This one is a personal hot spot for me. My mom is widowed and eighty-seven. She is a picture of health, and recently due to an increase of rent, has had to find new living quarters. Luckily for her, she has children that are able to help her, but as Sherry concerns, what about those who are alone? All I can say is, “Let’s keep our eyes out to our elders, and if we can help in any way, let us do so.”
Sherry is on a roll, and with eight minutes left to hot dog overcook, we have time for two more topics, healthcare and the problems of irresponsible debt accumulation.
“Did you know we have a shortage of doctors in the big cities?” she questions me.
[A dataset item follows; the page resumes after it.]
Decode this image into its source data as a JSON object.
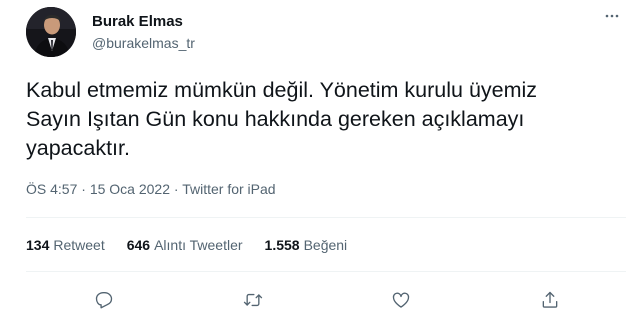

I’ve done no research on the subject, but here are Sherry’s findings, perhaps statistics she knows from her association with the IRS. “The big cities are too expensive to establish medical practices, and new doctors, most of whom have large educational loans and/or young families can not afford to begin a practice; so they choose to live in smaller, more affordable cities.”
The logic makes sense, and may I elaborate on it by saying, this is a global problem for all of us, no matter what our vocation. I can go off on it and relate it to the greater issues of GDP and what I feel are other problems of our new economy, things like we send out more aid than we keep within our own boarders. But that would make me a politician wouldn’t it? And I’m not doing 365 for that agenda. I’ll let go.
Yet Sherry, picks the ball up, “Its hard to feel sympathetic to those who get too overextended. People need to think more before they incur unrealistic debt in keeping up with the Jone’s. She talks of the terrible loan terms that too many signed in to, and of the home crises that it has led to. We need to live within our means,” she concludes.
I agree with her to some extent, the living on credit for status part of the logic.
But I propose two other points to the equation, first, what about those who are doing there best to merely survive, and secondly, the corporate greed mongers who are profiting with selfishly conceived financial models.
We see eye to eye on this addition to the conversation, and throw a big shame on the financial institutions and big business that have so profited through the destruction of so many lives.
Yet even with this, we can’t ignore the responsibility of those who signed into one-sided contracts. This is not an accusation; it is a compassionate plea for better education; a prompt for self-examination and a call to us all to campaign for more focus on contributing to a smarter economy.
I know…? I am being a little vague; the topic is vast and very complex. But simply let me propose this, “Is life about the new car, the most decorated home or an expensive degree. Or is it that we should be focusing on a more humanistic agenda, like self-reliance in educating ourselves, family and friends in finding way to stand independently on our own two feet.”
Oh yeah, that quote Sherry asked to share? From sci-fi author of the Darkover series, Marion Zimmer Bradley, “Your never too old to learn or too young to teach.”
Talk tomorrow, my friends.